The barrels of Jefferson’s Bourbon have made it to the tropics. Now, they need to hitch a ride north.

The barrels of Jefferson’s Bourbon have made it to the tropics. Now, they need to hitch a ride north.

To test his theory, he headed out from Kentucky with two barrels of bourbon, which he has managed to move by boat from the Heartland’s inland waterways across the Gulf of Mexico to Key West, where he landed this week. He started on a 38’ rumrunner and has a 28’ center console picking him up to take him from Key West to Fort Lauderdale.

But then, he’s going to be stuck.

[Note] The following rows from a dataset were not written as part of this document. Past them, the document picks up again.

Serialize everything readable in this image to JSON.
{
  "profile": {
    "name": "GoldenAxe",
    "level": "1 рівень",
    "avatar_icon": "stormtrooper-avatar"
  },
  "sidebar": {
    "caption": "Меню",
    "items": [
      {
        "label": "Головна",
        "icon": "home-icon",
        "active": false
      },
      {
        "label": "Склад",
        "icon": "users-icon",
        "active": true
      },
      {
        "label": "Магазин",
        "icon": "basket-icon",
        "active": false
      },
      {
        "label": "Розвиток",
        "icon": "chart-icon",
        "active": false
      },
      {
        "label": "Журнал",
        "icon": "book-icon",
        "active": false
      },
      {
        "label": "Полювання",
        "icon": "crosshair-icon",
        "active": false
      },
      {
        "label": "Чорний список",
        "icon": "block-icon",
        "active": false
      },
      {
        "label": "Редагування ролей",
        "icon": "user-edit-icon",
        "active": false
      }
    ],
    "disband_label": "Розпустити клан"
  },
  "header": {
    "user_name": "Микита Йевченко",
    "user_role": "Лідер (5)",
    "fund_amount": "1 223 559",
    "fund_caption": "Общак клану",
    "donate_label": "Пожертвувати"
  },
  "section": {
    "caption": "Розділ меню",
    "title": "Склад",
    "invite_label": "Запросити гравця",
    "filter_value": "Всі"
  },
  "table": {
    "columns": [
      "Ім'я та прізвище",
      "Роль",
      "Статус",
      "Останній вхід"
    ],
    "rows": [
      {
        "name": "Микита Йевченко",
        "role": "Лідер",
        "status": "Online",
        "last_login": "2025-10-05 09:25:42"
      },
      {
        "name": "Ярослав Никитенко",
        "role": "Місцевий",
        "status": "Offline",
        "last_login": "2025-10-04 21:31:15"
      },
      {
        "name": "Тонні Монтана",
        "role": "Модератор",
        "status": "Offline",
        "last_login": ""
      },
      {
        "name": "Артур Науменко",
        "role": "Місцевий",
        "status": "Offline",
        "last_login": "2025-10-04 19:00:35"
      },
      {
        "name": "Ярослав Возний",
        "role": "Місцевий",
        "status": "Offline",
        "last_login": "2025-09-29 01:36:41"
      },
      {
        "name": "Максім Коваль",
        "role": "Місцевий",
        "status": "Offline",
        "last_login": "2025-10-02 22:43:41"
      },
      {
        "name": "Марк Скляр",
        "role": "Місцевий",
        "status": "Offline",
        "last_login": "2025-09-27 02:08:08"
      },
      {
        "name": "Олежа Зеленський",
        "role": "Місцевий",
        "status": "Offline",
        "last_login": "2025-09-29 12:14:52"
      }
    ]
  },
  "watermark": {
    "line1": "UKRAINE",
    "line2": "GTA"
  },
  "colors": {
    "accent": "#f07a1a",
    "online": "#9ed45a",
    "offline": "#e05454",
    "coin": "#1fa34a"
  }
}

The owner of the boat who was going to give him and his bourbon a lift from Fort Lauderdale to New York City, for the trip’s last leg and the big finale tasting, has gone radio silent.

Anyone who gives him and his barrels a ride by boat to the Big Apple for arrival by about Halloween, Zoeller says, will be treated to some amazing bourbon—because so far, his theory has turned out to be more correct than even he imagined.

The trip from Kentucky included some seriously rough weather, including the Louisiana Flood of 2016 (which dumped as much as two feet of rain on parts of New Orleans) and then Hurricane Hermine off Florida’s west coast. There were major swells and small-craft advisories, with all of those winds and waves banging Zoeller’s bourbon barrels around to the point that the barrel heads warped. The good news is that Zoeller had two new barrels shipped to meet him in Key West, where he spent the better part of a day siphoning the bourbon into the new barrels. That gave him a chance to taste the bourbon anew, to test his theory.

Tapping a barrel, for the Key West bourbon tasting.

Tapping a barrel, for the Key West bourbon tasting.

The bourbon was distilled in January, in Kentucky. Zoeller first tasted it in New Orleans after it had been moved by boat for 58 days, on rivers. “I had taken some samples in Kentucky of bourbon that was distilled in the same week that these two barrels were distilled, and aged in Kentucky,” he says. “Just eyeballing the boat bourbon [by comparison], it was much, much darker, more like the color of an eight- to 10-year-old bourbon. I wasn’t expecting it, not that quickly. Looking at the barrels that I just had to replace, I have 30-year-old barrels that are in better shape than these barrels, and they were brand-new. The way the elements affect these barrels, they’re nine months old, and they’re being replaced.”

Not only did the barrels and the weather add color, Zoeller says, but the bourbon, still less than a year aged, already has almost zero bite.

“As the bourbon hits that wood, the wood is acting as a filter,” he says. “I could still tell that it was young, but it was so easy drinking, so smooth. That stringency has been removed. The sugars caramelize when it’s exposed to the heat out here. It picks up the brine from the salty air. Tasting it here in Key West, it picked up more flavor. It did not taste nearly as young as it did in New Orleans. In Kentucky, it would be nine-month-old whiskey, which is just not good, but you can absolutely drink this now. It’s really different.”

Zoeller is an avid boater who admits that part of his idea for the journey by river and ocean was a bit of a ploy—“this is really just an excuse to spend more time on the water,” he says with a laugh—but along the way, he’s gaining a serious appreciation not only for how his bourbon is aging, but also for the skippers who used to move the liquor by boat 150 years ago.

“We’re really gaining a lot of respect for the people who did it originally,” he says. “Trying to put a flat boat together and pilot it down the rivers was really dangerous work. There were pirates, [the skippers] would trade the barrels for gold and then people knew they had the gold—just changing out these barrels, I had UPS deliver these barrels out for me. Those guys had to bring their own coopers on the water.”

For the ride from Fort Lauderdale to New York City, of course, no barrel-making craftsmen will be required. If you’d like to help Zoeller out with the last leg—and be there for the final tasting in Manhattan—reach out through the Jefferson’s Bourbon website.